For the first-time ever, residential electricity prices in areas of Texas with deregulated retail electric service have remained below the national average for two consecutive years, according to a new report from the Texas Coalition for Affordable Power.
The analysis also shows a growing number of deals under deregulation with prices that meet or beat prices commonly found outside deregulation.
But despite those positive trends for Texans living under retail electric deregulation, the new analysis also reveals that electric prices in deregulated areas have remained historically higher, on average, than prices outside deregulation. All told, the “lost savings” for Texans in deregulated areas exceeded $23 billion from 2002 to 2013, according to the analysis.
These good news-bad news findings are included in a new Snapshot Report on Electricity Prices released today by TCAP. The online analysis can be found on the TCAP website: http://tcaptx.wpengine.com/report/snapshot-report-2015-electricity-prices-in-texas
“Texans living in deregulated areas have paid too much for electricity — and the lost savings has been substantial,” said Jay Doegey, executive director for the Texas Coalition for Affordable Power. “But the deregulated market is improving, and the good news is that if you shop carefully, you can find good deals.
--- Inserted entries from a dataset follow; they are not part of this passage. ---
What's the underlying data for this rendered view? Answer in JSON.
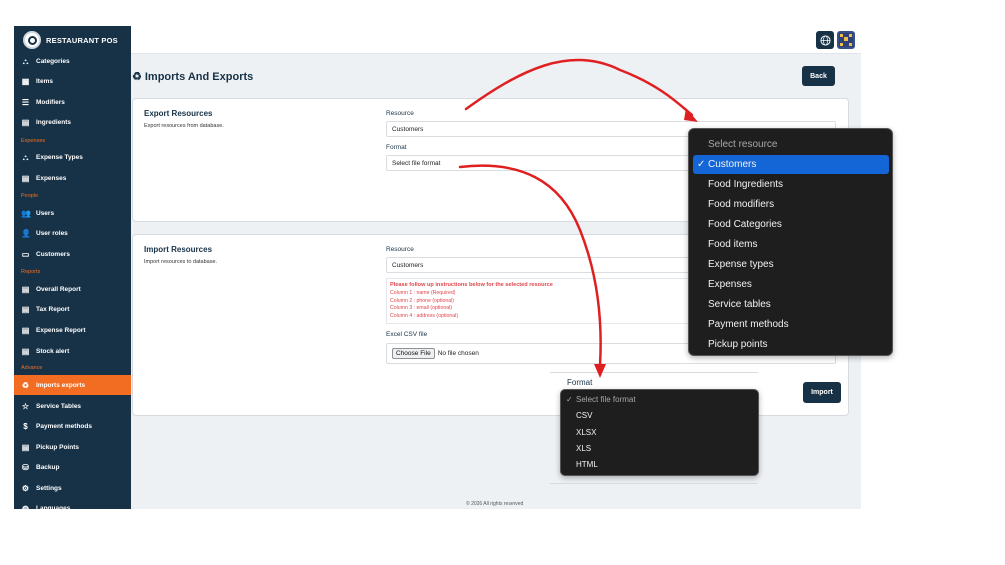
{
  "app": {
    "name": "RESTAURANT POS"
  },
  "sidebar": {
    "items": [
      {
        "label": "Categories",
        "icon": "sitemap-icon"
      },
      {
        "label": "Items",
        "icon": "table-icon"
      },
      {
        "label": "Modifiers",
        "icon": "list-icon"
      },
      {
        "label": "Ingredients",
        "icon": "document-icon"
      },
      {
        "section": "Expenses"
      },
      {
        "label": "Expense Types",
        "icon": "sitemap-icon"
      },
      {
        "label": "Expenses",
        "icon": "document-icon"
      },
      {
        "section": "People"
      },
      {
        "label": "Users",
        "icon": "users-icon"
      },
      {
        "label": "User roles",
        "icon": "user-cog-icon"
      },
      {
        "label": "Customers",
        "icon": "address-card-icon"
      },
      {
        "section": "Reports"
      },
      {
        "label": "Overall Report",
        "icon": "document-icon"
      },
      {
        "label": "Tax Report",
        "icon": "document-icon"
      },
      {
        "label": "Expense Report",
        "icon": "document-icon"
      },
      {
        "label": "Stock alert",
        "icon": "document-icon"
      },
      {
        "section": "Advance"
      },
      {
        "label": "Imports exports",
        "icon": "recycle-icon",
        "active": true
      },
      {
        "label": "Service Tables",
        "icon": "star-icon"
      },
      {
        "label": "Payment methods",
        "icon": "dollar-icon"
      },
      {
        "label": "Pickup Points",
        "icon": "document-icon"
      },
      {
        "label": "Backup",
        "icon": "database-icon"
      },
      {
        "label": "Settings",
        "icon": "cogs-icon"
      },
      {
        "label": "Languages",
        "icon": "globe-icon"
      }
    ]
  },
  "colors": {
    "sidebar_bg": "#173247",
    "accent": "#f26d21",
    "primary_button": "#173247",
    "instruction_text": "#e0464b",
    "dropdown_bg": "#1e1e1e",
    "dropdown_selected": "#1466d6",
    "annotation_arrow": "#e02020"
  },
  "page": {
    "title": "Imports And Exports",
    "back_label": "Back"
  },
  "export_card": {
    "title": "Export Resources",
    "subtitle": "Export resources from database.",
    "resource_label": "Resource",
    "resource_value": "Customers",
    "format_label": "Format",
    "format_value": "Select file format"
  },
  "import_card": {
    "title": "Import Resources",
    "subtitle": "Import resources to database.",
    "resource_label": "Resource",
    "resource_value": "Customers",
    "instructions_heading": "Please follow up instructions below for the selected resource",
    "instructions": [
      "Column 1 : name (Required)",
      "Column 2 : phone (optional)",
      "Column 3 : email (optional)",
      "Column 4 : address (optional)"
    ],
    "file_label": "Excel CSV file",
    "choose_file_label": "Choose File",
    "no_file_text": "No file chosen",
    "format_label": "Format",
    "import_label": "Import"
  },
  "resource_dropdown": {
    "options": [
      {
        "label": "Select resource",
        "muted": true
      },
      {
        "label": "Customers",
        "selected": true
      },
      {
        "label": "Food Ingredients"
      },
      {
        "label": "Food modifiers"
      },
      {
        "label": "Food Categories"
      },
      {
        "label": "Food items"
      },
      {
        "label": "Expense types"
      },
      {
        "label": "Expenses"
      },
      {
        "label": "Service tables"
      },
      {
        "label": "Payment methods"
      },
      {
        "label": "Pickup points"
      }
    ]
  },
  "format_dropdown": {
    "options": [
      {
        "label": "Select file format",
        "selected": true
      },
      {
        "label": "CSV"
      },
      {
        "label": "XLSX"
      },
      {
        "label": "XLS"
      },
      {
        "label": "HTML"
      }
    ]
  },
  "footer": {
    "text": "© 2026 All rights reserved"
  }
}
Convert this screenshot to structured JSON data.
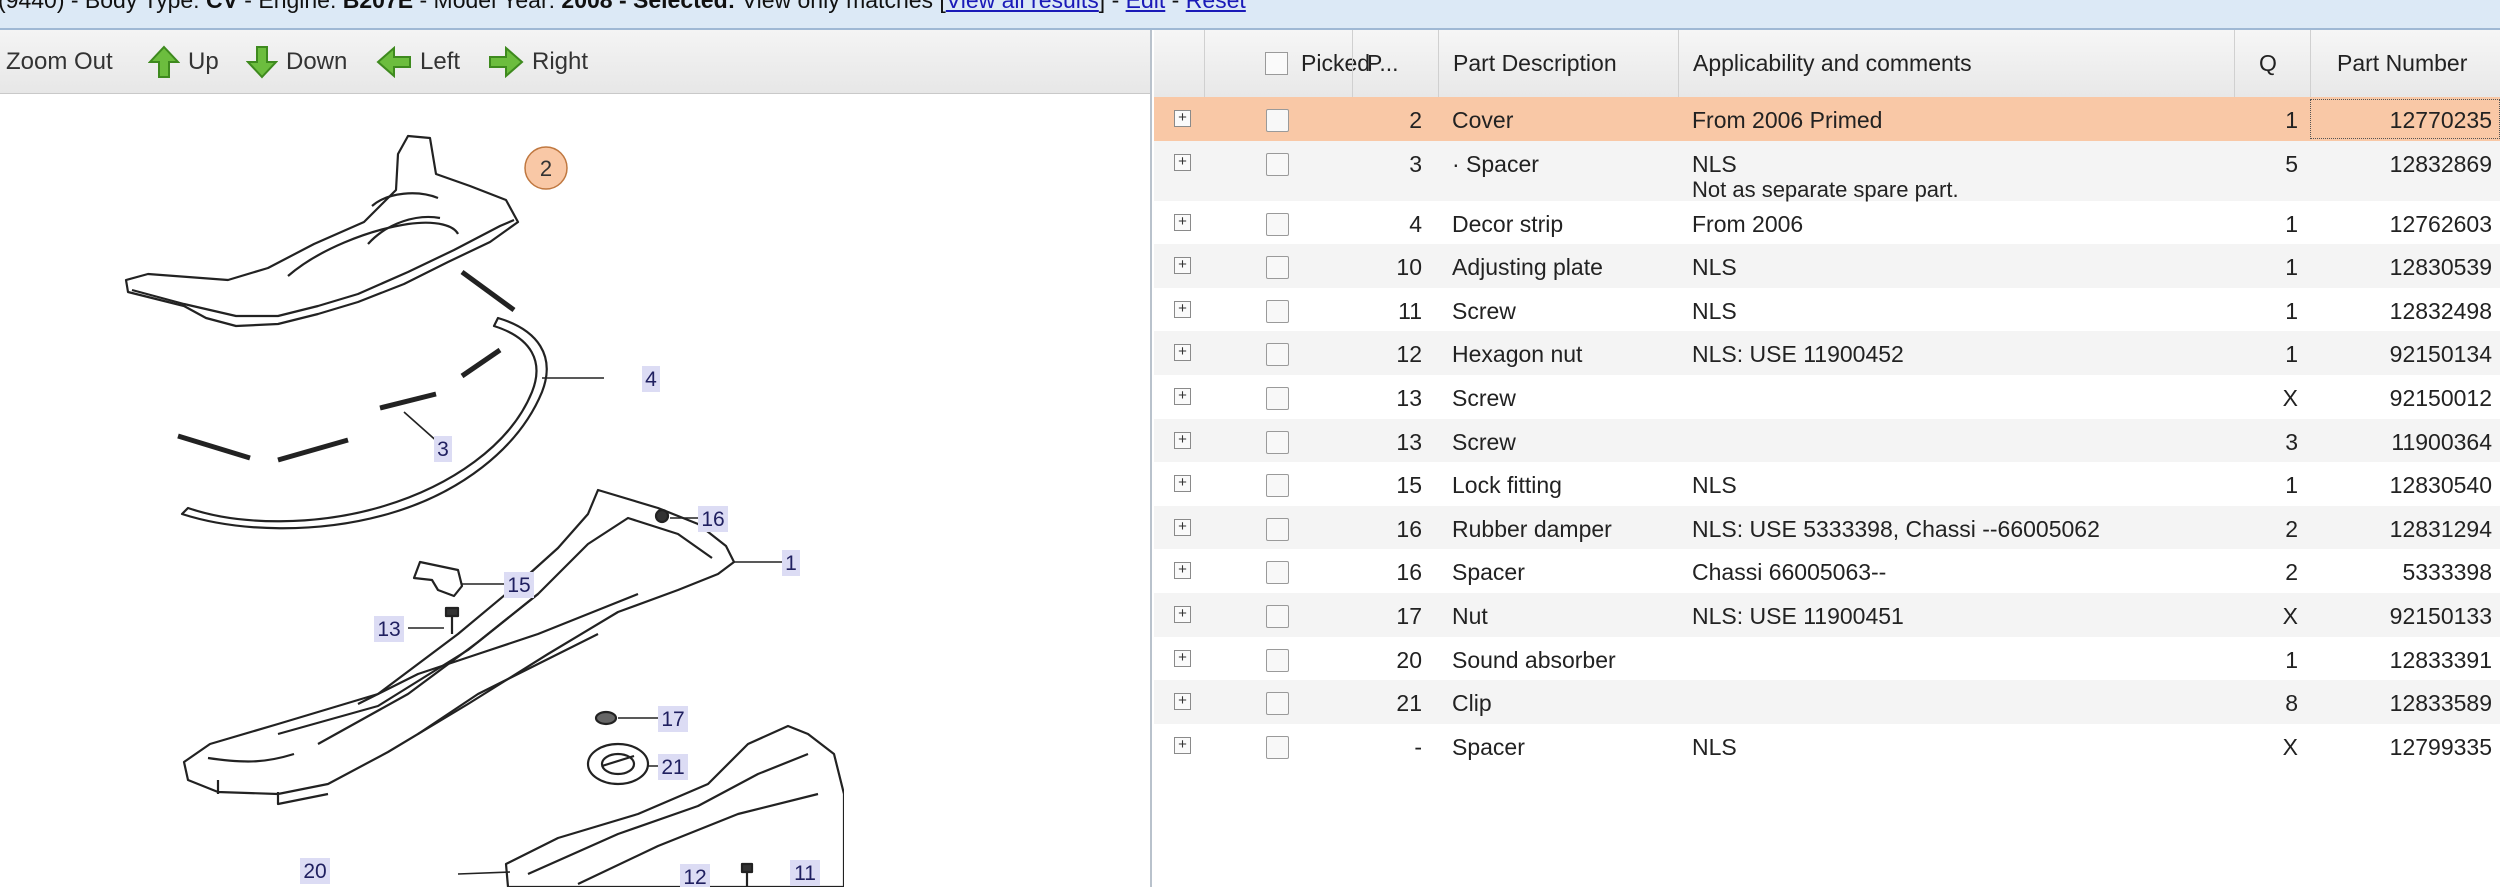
{
  "topbar": {
    "prefix": "(9440) - Body Type: ",
    "body_type": "CV",
    "engine_label": " - Engine: ",
    "engine": "B207E",
    "year_label": " - Model Year: ",
    "year": "2008",
    "selected_label": " - Selected: ",
    "selected_text": "View only matches [",
    "view_all": "View all results",
    "sep1": "] - ",
    "edit": "Edit",
    "sep2": " - ",
    "reset": "Reset"
  },
  "toolbar": {
    "zoom_out": "Zoom Out",
    "up": "Up",
    "down": "Down",
    "left": "Left",
    "right": "Right"
  },
  "drawing": {
    "callouts": [
      "2",
      "3",
      "4",
      "16",
      "15",
      "1",
      "13",
      "17",
      "21",
      "20",
      "12",
      "11"
    ]
  },
  "table": {
    "headers": {
      "picked": "Picked",
      "pos": "P...",
      "description": "Part Description",
      "applicability": "Applicability and comments",
      "qty": "Q",
      "part_number": "Part Number"
    },
    "rows": [
      {
        "pos": "2",
        "desc": "Cover",
        "comment": "From 2006 Primed",
        "comment2": "",
        "qty": "1",
        "pn": "12770235"
      },
      {
        "pos": "3",
        "desc": "· Spacer",
        "comment": "NLS",
        "comment2": "Not as separate spare part.",
        "qty": "5",
        "pn": "12832869"
      },
      {
        "pos": "4",
        "desc": "Decor strip",
        "comment": "From 2006",
        "comment2": "",
        "qty": "1",
        "pn": "12762603"
      },
      {
        "pos": "10",
        "desc": "Adjusting plate",
        "comment": "NLS",
        "comment2": "",
        "qty": "1",
        "pn": "12830539"
      },
      {
        "pos": "11",
        "desc": "Screw",
        "comment": "NLS",
        "comment2": "",
        "qty": "1",
        "pn": "12832498"
      },
      {
        "pos": "12",
        "desc": "Hexagon nut",
        "comment": "NLS: USE 11900452",
        "comment2": "",
        "qty": "1",
        "pn": "92150134"
      },
      {
        "pos": "13",
        "desc": "Screw",
        "comment": "",
        "comment2": "",
        "qty": "X",
        "pn": "92150012"
      },
      {
        "pos": "13",
        "desc": "Screw",
        "comment": "",
        "comment2": "",
        "qty": "3",
        "pn": "11900364"
      },
      {
        "pos": "15",
        "desc": "Lock fitting",
        "comment": "NLS",
        "comment2": "",
        "qty": "1",
        "pn": "12830540"
      },
      {
        "pos": "16",
        "desc": "Rubber damper",
        "comment": "NLS: USE 5333398, Chassi --66005062",
        "comment2": "",
        "qty": "2",
        "pn": "12831294"
      },
      {
        "pos": "16",
        "desc": "Spacer",
        "comment": "Chassi 66005063--",
        "comment2": "",
        "qty": "2",
        "pn": "5333398"
      },
      {
        "pos": "17",
        "desc": "Nut",
        "comment": "NLS: USE 11900451",
        "comment2": "",
        "qty": "X",
        "pn": "92150133"
      },
      {
        "pos": "20",
        "desc": "Sound absorber",
        "comment": "",
        "comment2": "",
        "qty": "1",
        "pn": "12833391"
      },
      {
        "pos": "21",
        "desc": "Clip",
        "comment": "",
        "comment2": "",
        "qty": "8",
        "pn": "12833589"
      },
      {
        "pos": "-",
        "desc": "Spacer",
        "comment": "NLS",
        "comment2": "",
        "qty": "X",
        "pn": "12799335"
      }
    ]
  },
  "colors": {
    "selected_row": "#f9c8a6",
    "topbar_bg": "#dce9f6",
    "callout_bg": "#dcdcf4",
    "highlight_callout": "#f9c8a6",
    "toolbar_arrow": "#5aa832"
  }
}
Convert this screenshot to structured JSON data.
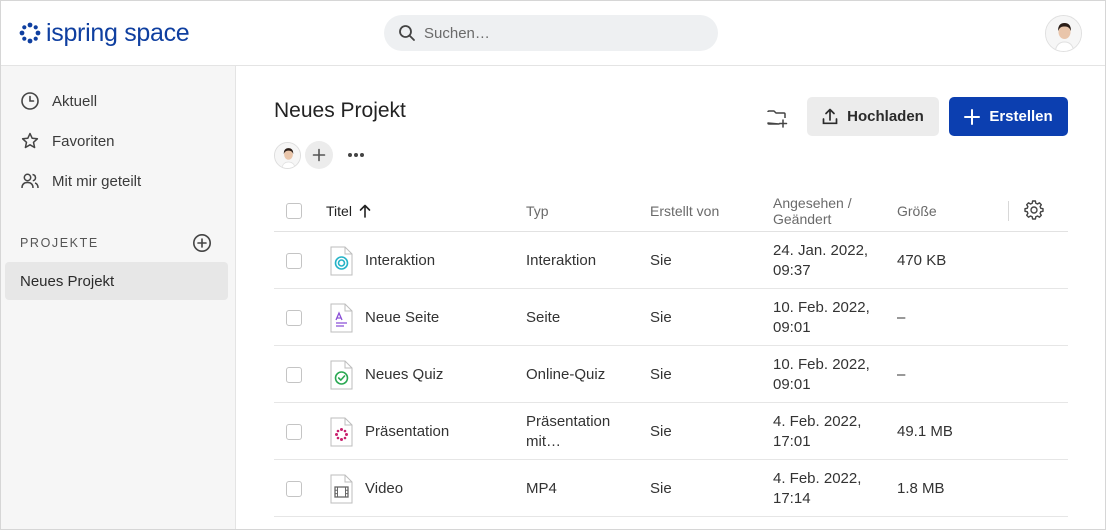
{
  "app": {
    "brand": "ispring space",
    "colors": {
      "accent": "#0c3fb0",
      "brand": "#0f3fa0"
    }
  },
  "search": {
    "placeholder": "Suchen…",
    "icon": "search-icon"
  },
  "sidebar": {
    "items": [
      {
        "label": "Aktuell",
        "icon": "clock-icon"
      },
      {
        "label": "Favoriten",
        "icon": "star-icon"
      },
      {
        "label": "Mit mir geteilt",
        "icon": "users-icon"
      }
    ],
    "section_label": "PROJEKTE",
    "projects": [
      {
        "label": "Neues Projekt",
        "selected": true
      }
    ]
  },
  "main": {
    "title": "Neues Projekt",
    "toolbar": {
      "upload_label": "Hochladen",
      "create_label": "Erstellen"
    }
  },
  "table": {
    "columns": {
      "title": "Titel",
      "type": "Typ",
      "author": "Erstellt von",
      "seen": "Angesehen / Geändert",
      "size": "Größe"
    },
    "sort": {
      "column": "title",
      "direction": "asc"
    },
    "rows": [
      {
        "icon": "interaction-file-icon",
        "title": "Interaktion",
        "type": "Interaktion",
        "author": "Sie",
        "seen": "24. Jan. 2022, 09:37",
        "size": "470 KB"
      },
      {
        "icon": "page-file-icon",
        "title": "Neue Seite",
        "type": "Seite",
        "author": "Sie",
        "seen": "10. Feb. 2022, 09:01",
        "size": "–"
      },
      {
        "icon": "quiz-file-icon",
        "title": "Neues Quiz",
        "type": "Online-Quiz",
        "author": "Sie",
        "seen": "10. Feb. 2022, 09:01",
        "size": "–"
      },
      {
        "icon": "presentation-file-icon",
        "title": "Präsentation",
        "type": "Präsentation mit…",
        "author": "Sie",
        "seen": "4. Feb. 2022, 17:01",
        "size": "49.1 MB"
      },
      {
        "icon": "video-file-icon",
        "title": "Video",
        "type": "MP4",
        "author": "Sie",
        "seen": "4. Feb. 2022, 17:14",
        "size": "1.8 MB"
      }
    ]
  }
}
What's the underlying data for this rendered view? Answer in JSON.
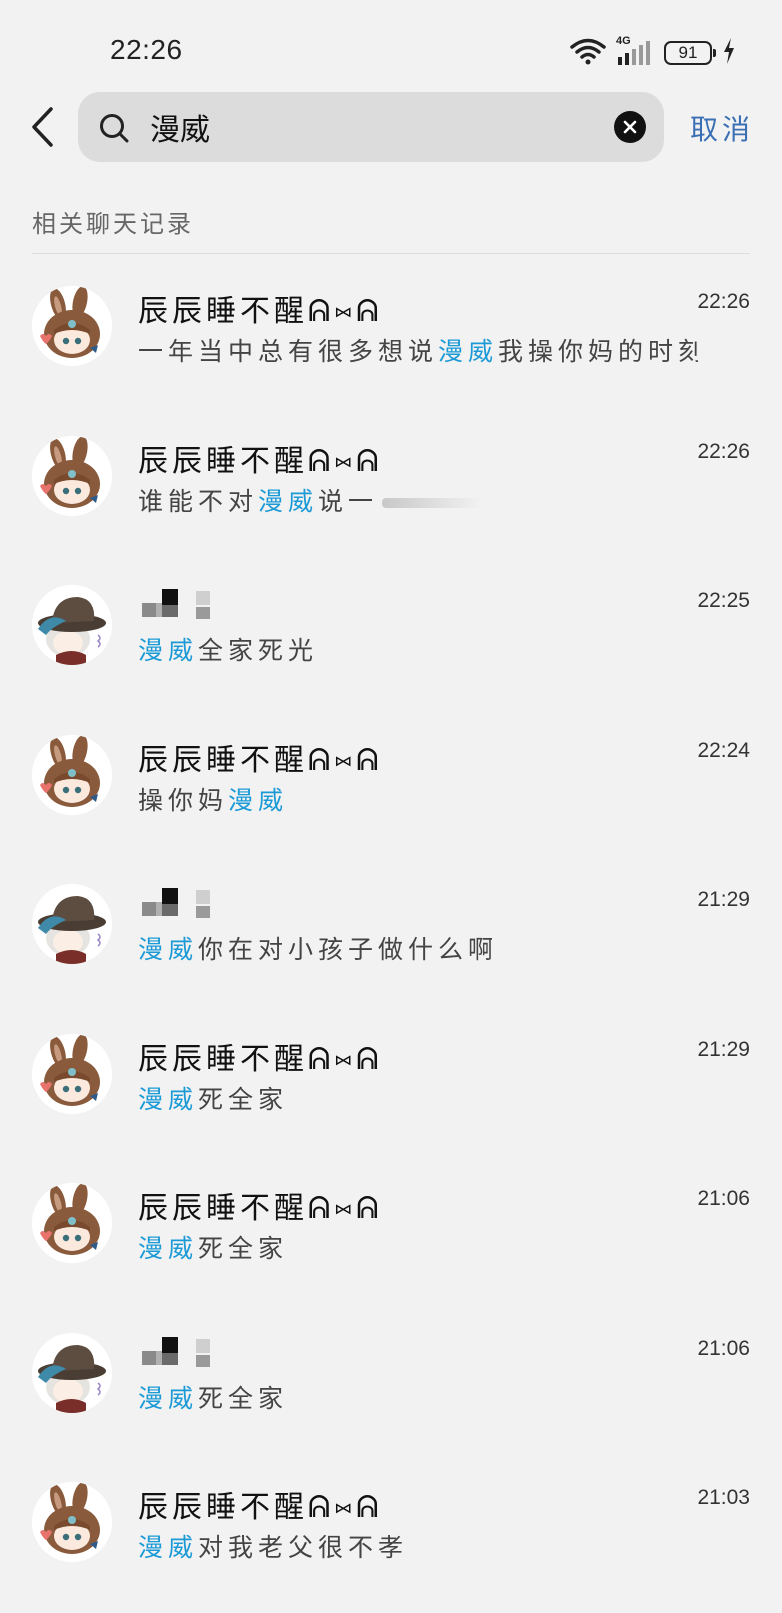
{
  "status_bar": {
    "time": "22:26",
    "network": "4G",
    "battery": "91"
  },
  "search": {
    "query": "漫威",
    "cancel_label": "取消"
  },
  "section_title": "相关聊天记录",
  "highlight_color": "#1c9ad6",
  "accent_color": "#3a6fb4",
  "results": [
    {
      "sender": "辰辰睡不醒ᕱ⑅ᕱ",
      "avatar": "bunny-girl-avatar",
      "time": "22:26",
      "before": "一年当中总有很多想说",
      "keyword": "漫威",
      "after": "我操你妈的时刻"
    },
    {
      "sender": "辰辰睡不醒ᕱ⑅ᕱ",
      "avatar": "bunny-girl-avatar",
      "time": "22:26",
      "before": "谁能不对",
      "keyword": "漫威",
      "after": "说一"
    },
    {
      "sender": "",
      "avatar": "hat-character-avatar",
      "time": "22:25",
      "before": "",
      "keyword": "漫威",
      "after": "全家死光"
    },
    {
      "sender": "辰辰睡不醒ᕱ⑅ᕱ",
      "avatar": "bunny-girl-avatar",
      "time": "22:24",
      "before": "操你妈",
      "keyword": "漫威",
      "after": ""
    },
    {
      "sender": "",
      "avatar": "hat-character-avatar",
      "time": "21:29",
      "before": "",
      "keyword": "漫威",
      "after": "你在对小孩子做什么啊"
    },
    {
      "sender": "辰辰睡不醒ᕱ⑅ᕱ",
      "avatar": "bunny-girl-avatar",
      "time": "21:29",
      "before": "",
      "keyword": "漫威",
      "after": "死全家"
    },
    {
      "sender": "辰辰睡不醒ᕱ⑅ᕱ",
      "avatar": "bunny-girl-avatar",
      "time": "21:06",
      "before": "",
      "keyword": "漫威",
      "after": "死全家"
    },
    {
      "sender": "",
      "avatar": "hat-character-avatar",
      "time": "21:06",
      "before": "",
      "keyword": "漫威",
      "after": "死全家"
    },
    {
      "sender": "辰辰睡不醒ᕱ⑅ᕱ",
      "avatar": "bunny-girl-avatar",
      "time": "21:03",
      "before": "",
      "keyword": "漫威",
      "after": "对我老父很不孝"
    }
  ]
}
These relatively low-cost deals are more common than they were in previous years.”
Under the state’s retail electric deregulation law, consumers living in about 85 percent of Texas can shop for electricity in much the same way they can shop for cell phone service. But residents in the remaining 15 percent of Texas have no options for service, and instead receive electricity from deregulation-exempt providers.
This bifurcated system — with some Texans receiving service in deregulated areas, and others receiving service in areas exempt from deregulation — provides a unique opportunity to compare prices. The new TCAP analysis reveals that average residential electricity prices in deregulated areas remained higher than average prices outside deregulation for every year from 2002 through 2013.
That specific benchmark analysis comparing average prices inside and outside deregulated areas does not extend to 2014 and 2015 because the necessary data for those years has not yet been released by the federal government. However, the Snapshot Report also includes more recent Texas Public Utility Commission data that reveals the existence of numerous competitive deals in deregulated areas that meet or beat prices common in deregulation-exempt areas.
Such relatively low-cost competitive offers under retail electric deregulation appear to be more common now than they were in previous years, according to the TCAP analysis.
For the first time ever in a TCAP Snapshot Report, rates charged by the state’s two largest transmission providers also were analyzed. TCAP found that these rates have increased in recent years beyond the level of inflation, and that these transmission and distribution rates typically comprise a larger proportion of home residential bills than they did in previous years.
Transmission and distribution charges are “non-bypassable,” which means that all electric customers in a given region must pay them, regardless of the retail electric provider the consumer has selected for service. The TCAP findings suggest that these non-bypassable charges have contributed to the relatively high price of electricity in deregulated areas.
TCAP is a coalition of more than 160 cities and other political subdivisions that purchase electricity in the deregulated market for their own governmental use. Because high energy costs can impact municipal budgets and the ability to fund essential services, TCAP, as part of its mission, actively promotes affordable energy policies. High energy prices also place a burden on local businesses and home consumers.